Well, the way I look at it is this: in all honesty, it’s flattering. And secondly, I think there’s a lot more pressure on the director than there are the actors, although the actors will have to face their own comparisons, too. I have no sacred feeling about that. I did a remake of The Thing with John Carpenter, although John was very clear about how we weren’t remaking The Thing, but doing an adaptation of a short story called Who Goes There.

Audiences don’t properly embrace many of your films until years after they’re released. Are audiences on some sort of delay when it comes to Kurt Russell?

The one now where people come up to me and say, “You know what I saw?” Death Proof. People finally caught on to Death Proof and really love it. I can’t say I don’t know why, because I do, and it’s really not about the public. It’s about the way it’s written about at the time, it’s about the time it comes out in, and it’s about the release pattern it gets. And if it doesn’t get the treatment it needs in all those regards, then it doesn’t even get a chance to get to the audience that hopefully will want to see it. But, hey, a thousand reasons, ifs ands and Peter Pans, who gives a shit.

You seem to have interesting taste in movies. Not everyone would sign on to an Escape from New York or Big Trouble in Little China. These are left-field projects that don’t fit into a box.

You’re right. One of the movies I didn’t do that I would have loved to have done is Repo Man.

I love Repo Man. From Harry Dean Stanton all the way down to the punk soundtrack.

It’s one of my favorite movies! I could talk for an hour about Repo Man. I mean, everything about it. I also love Blue Velvet. I would’ve read Blue Velvet and thought, “Oh my god, this is great!” So I tried to do my own thing, but also mix in some mainstreamers along the way. With Tango & Cash, I looked at it and just thought, “Man, I really want to do that because I want to do something that’s flat mainstream.” I did have my own little world of, if those went out there and did well enough and I could make a nice living, I could go and do all the other things.

One of your movies that was quite prescient was Executive Decision, which came out back in 1996 and depicted a group of Islamic terrorists hijacking a commercial airliner.

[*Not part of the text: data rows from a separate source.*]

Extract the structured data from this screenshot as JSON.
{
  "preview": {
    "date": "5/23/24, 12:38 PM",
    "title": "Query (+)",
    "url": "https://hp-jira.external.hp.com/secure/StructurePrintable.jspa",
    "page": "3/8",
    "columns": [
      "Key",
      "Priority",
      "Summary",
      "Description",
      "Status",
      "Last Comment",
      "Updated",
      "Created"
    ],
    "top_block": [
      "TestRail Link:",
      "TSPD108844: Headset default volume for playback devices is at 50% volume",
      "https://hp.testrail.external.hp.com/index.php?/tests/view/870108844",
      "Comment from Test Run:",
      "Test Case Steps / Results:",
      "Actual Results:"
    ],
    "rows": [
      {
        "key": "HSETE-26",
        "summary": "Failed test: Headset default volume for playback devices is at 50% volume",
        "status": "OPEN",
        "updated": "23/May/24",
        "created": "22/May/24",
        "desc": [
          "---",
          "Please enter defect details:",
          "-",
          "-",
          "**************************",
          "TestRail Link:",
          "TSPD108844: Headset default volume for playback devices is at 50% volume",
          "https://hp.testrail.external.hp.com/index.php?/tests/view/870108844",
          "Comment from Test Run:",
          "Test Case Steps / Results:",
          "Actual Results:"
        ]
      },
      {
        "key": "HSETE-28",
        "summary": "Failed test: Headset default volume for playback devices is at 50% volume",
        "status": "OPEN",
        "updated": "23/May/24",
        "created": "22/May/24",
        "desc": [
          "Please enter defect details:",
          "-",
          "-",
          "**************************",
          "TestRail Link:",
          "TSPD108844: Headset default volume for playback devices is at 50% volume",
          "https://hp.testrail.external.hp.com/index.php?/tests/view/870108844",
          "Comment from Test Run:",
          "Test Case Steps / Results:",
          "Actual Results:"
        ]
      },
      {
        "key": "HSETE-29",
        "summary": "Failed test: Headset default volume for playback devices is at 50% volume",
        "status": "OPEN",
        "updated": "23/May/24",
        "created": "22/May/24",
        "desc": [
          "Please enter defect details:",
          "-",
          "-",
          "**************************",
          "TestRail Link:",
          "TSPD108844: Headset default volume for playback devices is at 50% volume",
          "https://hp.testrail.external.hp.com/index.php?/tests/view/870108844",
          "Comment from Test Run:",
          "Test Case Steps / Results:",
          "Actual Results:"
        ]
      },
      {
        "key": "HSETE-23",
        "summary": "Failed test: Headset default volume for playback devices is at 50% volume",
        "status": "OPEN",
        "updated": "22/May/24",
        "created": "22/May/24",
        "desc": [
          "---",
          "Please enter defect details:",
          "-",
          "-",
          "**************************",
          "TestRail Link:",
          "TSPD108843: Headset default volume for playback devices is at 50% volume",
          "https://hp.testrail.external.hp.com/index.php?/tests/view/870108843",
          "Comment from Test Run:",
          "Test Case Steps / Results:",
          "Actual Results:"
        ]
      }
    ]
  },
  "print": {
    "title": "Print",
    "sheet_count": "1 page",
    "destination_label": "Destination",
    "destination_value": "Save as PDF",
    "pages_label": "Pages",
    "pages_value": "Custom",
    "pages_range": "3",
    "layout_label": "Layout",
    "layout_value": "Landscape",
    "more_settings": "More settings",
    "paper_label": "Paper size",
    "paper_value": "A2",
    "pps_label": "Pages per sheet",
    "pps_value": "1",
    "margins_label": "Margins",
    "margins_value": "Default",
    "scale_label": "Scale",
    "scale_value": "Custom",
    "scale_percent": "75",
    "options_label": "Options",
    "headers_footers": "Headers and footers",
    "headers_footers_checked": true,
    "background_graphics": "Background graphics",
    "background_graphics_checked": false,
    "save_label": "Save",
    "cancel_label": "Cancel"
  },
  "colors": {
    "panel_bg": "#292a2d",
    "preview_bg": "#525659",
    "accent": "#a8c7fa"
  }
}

That’s what the CIA thought! They wanted to know about that, and where that one came from.

Really?

Yeah. And I remember the president at the time [of the 9/11 attacks] saying, “We couldn’t imagine anyting like this,” and I had this feeling of, “Well, go to a Kurt Russell movie once in a while!” It’s funny because I was talking to Joel Silver about that and said, “Joel, really? Don’t you think Arab terrorists are kind of yesterday’s news? What about these Japanese subway attackers.” I was looking for something that would be fresher. And Joel says, “Nah, I think it should just be the Middle East thing.” Well, god. It was prescient. I was thinking it was hackneyed, and it hadn’t even happened yet.

Like much of your filmography, you were ahead of your time.

All I try to do when I go to work with anybody is talk to the director, make sure I try to understand their vision, and then do whatever I can to make that vision come true. Because if they really do have a vision, and it’s really strong, you have a chance of making what’s in your head meld with theirs, and then get it out there. You do what you do, and whenever the audience sees it—now, 10 years, 15 years, a hundred years from now—hopefully it won’t feel dated. I hate the feeling of a dated character. You can do Big Trouble in Little China and wear a mullet, but the guy’s not dated. To me, what’s part of Jack Burton is that he does have a mullet. He has to have a mullet, I think… and moccasins.